• Task details:
Set the pictures aside and return each record below precisely as written.

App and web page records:
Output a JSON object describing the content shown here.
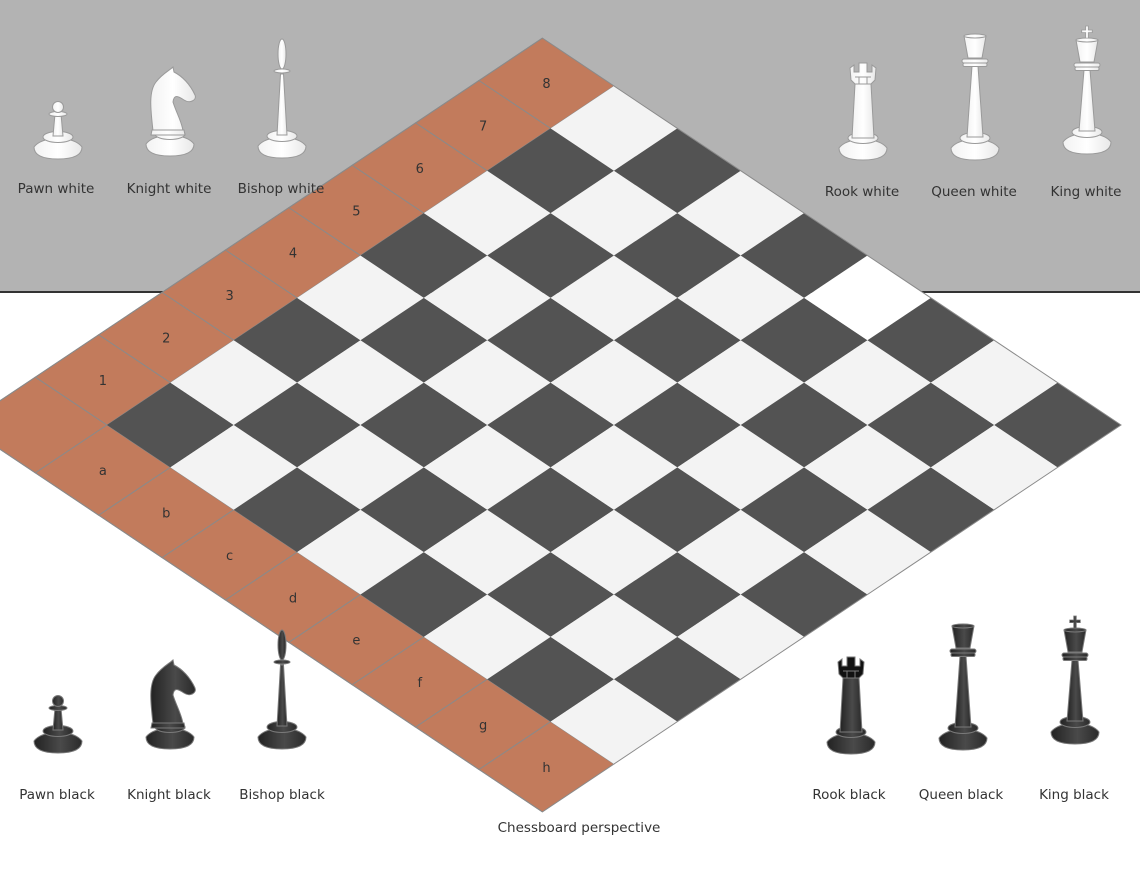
{
  "title": "Chessboard perspective",
  "colors": {
    "top_band": "#b3b3b3",
    "border": "#c27b5c",
    "dark_square": "#535353",
    "light_square": "#f3f3f3",
    "highlight_square": "#ffffff",
    "white_piece": "#ffffff",
    "black_piece": "#3a3a3a"
  },
  "board": {
    "files": [
      "a",
      "b",
      "c",
      "d",
      "e",
      "f",
      "g",
      "h"
    ],
    "ranks": [
      "1",
      "2",
      "3",
      "4",
      "5",
      "6",
      "7",
      "8"
    ],
    "highlighted_square": "e8"
  },
  "pieces": {
    "white": [
      {
        "type": "pawn",
        "label": "Pawn white"
      },
      {
        "type": "knight",
        "label": "Knight white"
      },
      {
        "type": "bishop",
        "label": "Bishop white"
      },
      {
        "type": "rook",
        "label": "Rook white"
      },
      {
        "type": "queen",
        "label": "Queen white"
      },
      {
        "type": "king",
        "label": "King white"
      }
    ],
    "black": [
      {
        "type": "pawn",
        "label": "Pawn black"
      },
      {
        "type": "knight",
        "label": "Knight black"
      },
      {
        "type": "bishop",
        "label": "Bishop black"
      },
      {
        "type": "rook",
        "label": "Rook black"
      },
      {
        "type": "queen",
        "label": "Queen black"
      },
      {
        "type": "king",
        "label": "King black"
      }
    ]
  }
}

• Exercise output:
Output a JSON object describing the content shown here.
{
  "title": "Chessboard perspective",
  "colors": {
    "top_band": "#b3b3b3",
    "border": "#c27b5c",
    "dark_square": "#535353",
    "light_square": "#f3f3f3",
    "highlight_square": "#ffffff",
    "white_piece": "#ffffff",
    "black_piece": "#3a3a3a"
  },
  "board": {
    "files": [
      "a",
      "b",
      "c",
      "d",
      "e",
      "f",
      "g",
      "h"
    ],
    "ranks": [
      "1",
      "2",
      "3",
      "4",
      "5",
      "6",
      "7",
      "8"
    ],
    "highlighted_square": "e8"
  },
  "pieces": {
    "white": [
      {
        "type": "pawn",
        "label": "Pawn white"
      },
      {
        "type": "knight",
        "label": "Knight white"
      },
      {
        "type": "bishop",
        "label": "Bishop white"
      },
      {
        "type": "rook",
        "label": "Rook white"
      },
      {
        "type": "queen",
        "label": "Queen white"
      },
      {
        "type": "king",
        "label": "King white"
      }
    ],
    "black": [
      {
        "type": "pawn",
        "label": "Pawn black"
      },
      {
        "type": "knight",
        "label": "Knight black"
      },
      {
        "type": "bishop",
        "label": "Bishop black"
      },
      {
        "type": "rook",
        "label": "Rook black"
      },
      {
        "type": "queen",
        "label": "Queen black"
      },
      {
        "type": "king",
        "label": "King black"
      }
    ]
  }
}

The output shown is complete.